If you want to work on the landing gear or passenger seats, a mechanical engineering education is the best qualification.
If, however, you want to work on control surfaces or fairings, an aerospace engineering education is better suited.
While both teach similar basics, the aerospace education is much heavier on fluid mechanics and lightweight design. Having studied aerospace engineering in Germany, I was shocked to learn that master students in Aero/Astro at MIT had no idea how to design a screw connection. Therefore, much depends on the country and its ways of teaching. In the US you will get an excellent education in one narrow field at the cost of breadth. In other countries your education might take longer and give you less expertise in one field but will cover the fundamentals much better.
In general, at university you will be taught how to learn. You will learn the basic stuff which will enable you to read special literature and you will learn where and how to locate resources that help you along. This will be the same in both branches and it depends on you to round out your knowledge yourself.
To quote from an earlier answer:
Take the example of Ed Swearingen: He never went to engineering school, but spent years working with airplanes, gradually moving from handling to repair to improving them. In the end, he was a successful self-employed consultant who helped with a number of airplane designs and created some of his own designs, too.
So here is what I propose to do:

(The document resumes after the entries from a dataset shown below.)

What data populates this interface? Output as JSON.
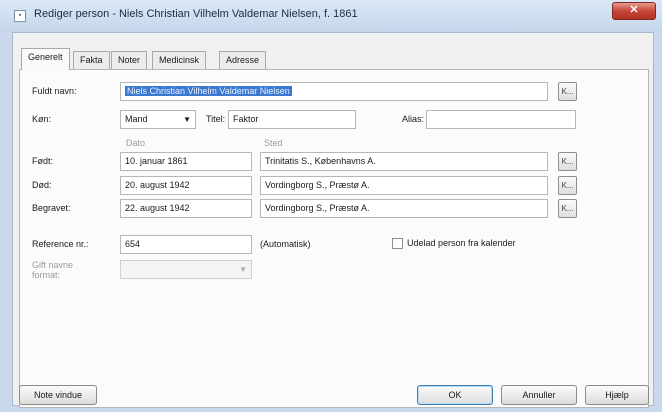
{
  "window": {
    "title": "Rediger person - Niels Christian Vilhelm Valdemar Nielsen, f. 1861",
    "close": "✕"
  },
  "tabs": [
    "Generelt",
    "Fakta",
    "Noter",
    "Medicinsk",
    "Adresse"
  ],
  "form": {
    "full_name_label": "Fuldt navn:",
    "full_name_value": "Niels Christian Vilhelm Valdemar Nielsen",
    "gender_label": "Køn:",
    "gender_value": "Mand",
    "title_label": "Titel:",
    "title_value": "Faktor",
    "alias_label": "Alias:",
    "alias_value": "",
    "date_header": "Dato",
    "place_header": "Sted",
    "born_label": "Født:",
    "born_date": "10. januar 1861",
    "born_place": "Trinitatis S., Københavns A.",
    "died_label": "Død:",
    "died_date": "20. august 1942",
    "died_place": "Vordingborg S., Præstø A.",
    "buried_label": "Begravet:",
    "buried_date": "22. august 1942",
    "buried_place": "Vordingborg S., Præstø A.",
    "k_button": "K...",
    "reference_label": "Reference nr.:",
    "reference_value": "654",
    "automatic_label": "(Automatisk)",
    "exclude_calendar_label": "Udelad person fra kalender",
    "married_name_label_1": "Gift navne",
    "married_name_label_2": "format:"
  },
  "footer": {
    "note_window": "Note vindue",
    "ok": "OK",
    "cancel": "Annuller",
    "help": "Hjælp"
  }
}
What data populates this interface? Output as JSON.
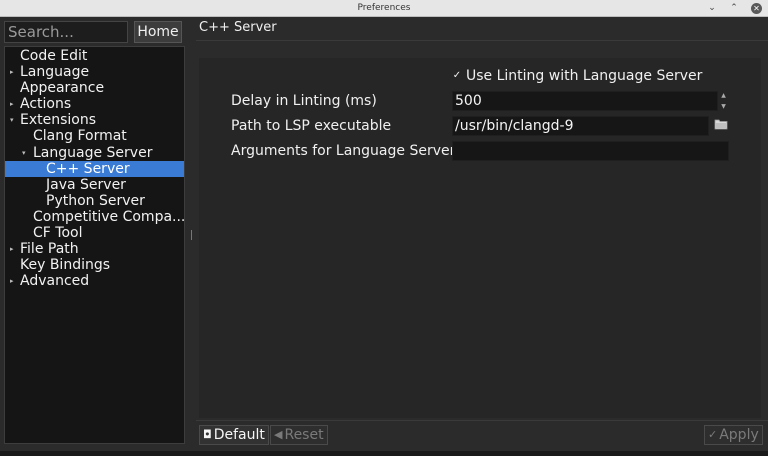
{
  "window": {
    "title": "Preferences"
  },
  "search": {
    "placeholder": "Search..."
  },
  "home_button": {
    "label": "Home"
  },
  "tree": {
    "items": [
      {
        "label": "Code Edit",
        "depth": 0,
        "arrow": ""
      },
      {
        "label": "Language",
        "depth": 0,
        "arrow": "▸"
      },
      {
        "label": "Appearance",
        "depth": 0,
        "arrow": ""
      },
      {
        "label": "Actions",
        "depth": 0,
        "arrow": "▸"
      },
      {
        "label": "Extensions",
        "depth": 0,
        "arrow": "▾"
      },
      {
        "label": "Clang Format",
        "depth": 1,
        "arrow": ""
      },
      {
        "label": "Language Server",
        "depth": 1,
        "arrow": "▾"
      },
      {
        "label": "C++ Server",
        "depth": 2,
        "arrow": "",
        "selected": true
      },
      {
        "label": "Java Server",
        "depth": 2,
        "arrow": ""
      },
      {
        "label": "Python Server",
        "depth": 2,
        "arrow": ""
      },
      {
        "label": "Competitive Compa...",
        "depth": 1,
        "arrow": ""
      },
      {
        "label": "CF Tool",
        "depth": 1,
        "arrow": ""
      },
      {
        "label": "File Path",
        "depth": 0,
        "arrow": "▸"
      },
      {
        "label": "Key Bindings",
        "depth": 0,
        "arrow": ""
      },
      {
        "label": "Advanced",
        "depth": 0,
        "arrow": "▸"
      }
    ]
  },
  "section": {
    "title": "C++ Server"
  },
  "settings": {
    "use_linting": {
      "label": "Use Linting with Language Server",
      "checked": true,
      "check_glyph": "✓"
    },
    "delay": {
      "label": "Delay in Linting (ms)",
      "value": "500"
    },
    "lsp_path": {
      "label": "Path to LSP executable",
      "value": "/usr/bin/clangd-9"
    },
    "arguments": {
      "label": "Arguments for Language Server",
      "value": ""
    }
  },
  "buttons": {
    "default": {
      "label": "Default",
      "icon": "◘"
    },
    "reset": {
      "label": "Reset",
      "icon": "◀"
    },
    "apply": {
      "label": "Apply",
      "icon": "✓"
    }
  },
  "window_controls": {
    "minimize": "⌄",
    "maximize": "⌃",
    "close": "✕"
  }
}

- Hang out at a local airport (ideally one with lots of hardware passing through the local repair shops).
- Don't shy from getting your hands dirty and from asking questions until you are satisfied with the answer.

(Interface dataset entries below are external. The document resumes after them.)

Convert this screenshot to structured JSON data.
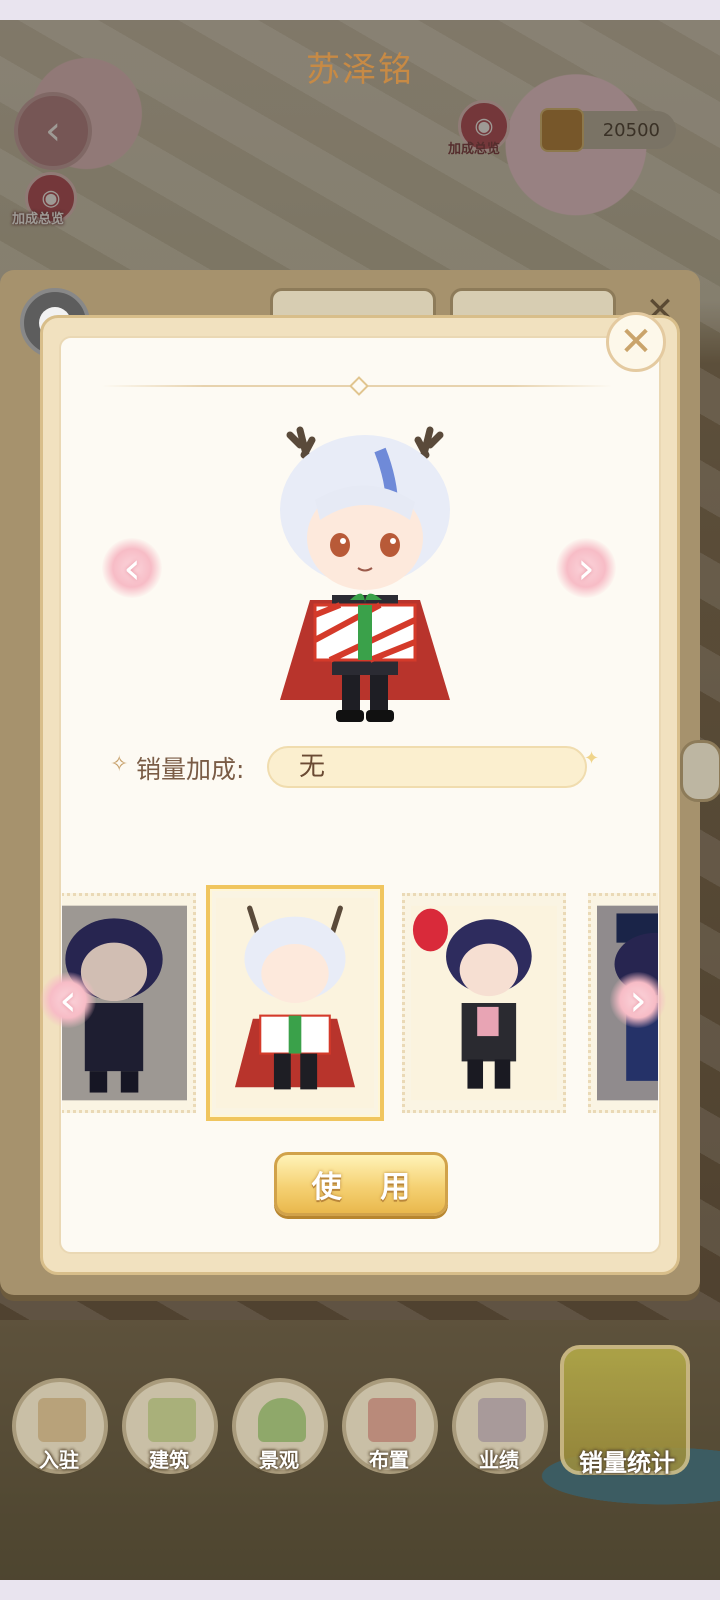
{
  "hud": {
    "left_overview_label": "加成总览",
    "right_overview_label": "加成总览",
    "coin_amount": "20500"
  },
  "modal": {
    "character_name": "苏泽铭",
    "sales_bonus_label": "销量加成:",
    "sales_bonus_value": "无",
    "use_button": "使 用"
  },
  "outfits": [
    {
      "name": "outfit-dark-uniform",
      "selected": false
    },
    {
      "name": "outfit-christmas-reindeer",
      "selected": true
    },
    {
      "name": "outfit-valentine",
      "selected": false
    },
    {
      "name": "outfit-navy-hat",
      "selected": false
    }
  ],
  "bottom_nav": [
    {
      "label": "入驻",
      "icon": "shop-icon"
    },
    {
      "label": "建筑",
      "icon": "building-icon"
    },
    {
      "label": "景观",
      "icon": "tree-icon"
    },
    {
      "label": "布置",
      "icon": "decor-icon"
    },
    {
      "label": "业绩",
      "icon": "chart-icon"
    }
  ],
  "sales_stats_label": "销量统计",
  "colors": {
    "title": "#c78a45",
    "accent_gold": "#f0c55e",
    "arrow_pink": "#f7bcc6"
  }
}
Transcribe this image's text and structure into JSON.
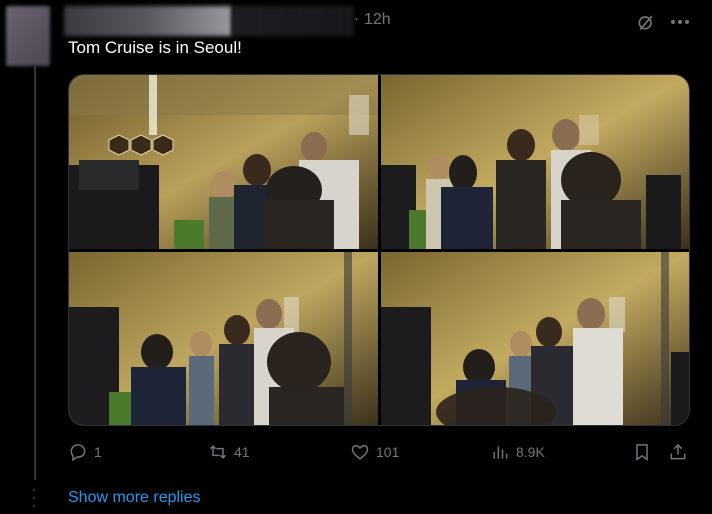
{
  "post": {
    "time": "12h",
    "text": "Tom Cruise is in Seoul!",
    "media": [
      {
        "icon": "photo-1"
      },
      {
        "icon": "photo-2"
      },
      {
        "icon": "photo-3"
      },
      {
        "icon": "photo-4"
      }
    ],
    "actions": {
      "replies": "1",
      "reposts": "41",
      "likes": "101",
      "views": "8.9K"
    }
  },
  "footer": {
    "show_more": "Show more replies"
  },
  "colors": {
    "background": "#000000",
    "muted": "#71767b",
    "accent": "#1d9bf0",
    "text": "#e7e9ea"
  },
  "icons": [
    "grok-icon",
    "more-icon",
    "reply-icon",
    "repost-icon",
    "like-icon",
    "views-icon",
    "bookmark-icon",
    "share-icon"
  ]
}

- Try to find experienced engineers and work closely with them.
Do that for 10 years and you will be hard to beat as an aircraft designer. If you happen to attend University in Germany, be sure to become a member of one of their Akafliegs - that is the best start into an aviation engineering education.
It also helps to build and fly model airplanes. Models can give you valuable lessons in aerodynamics and flight mechanics.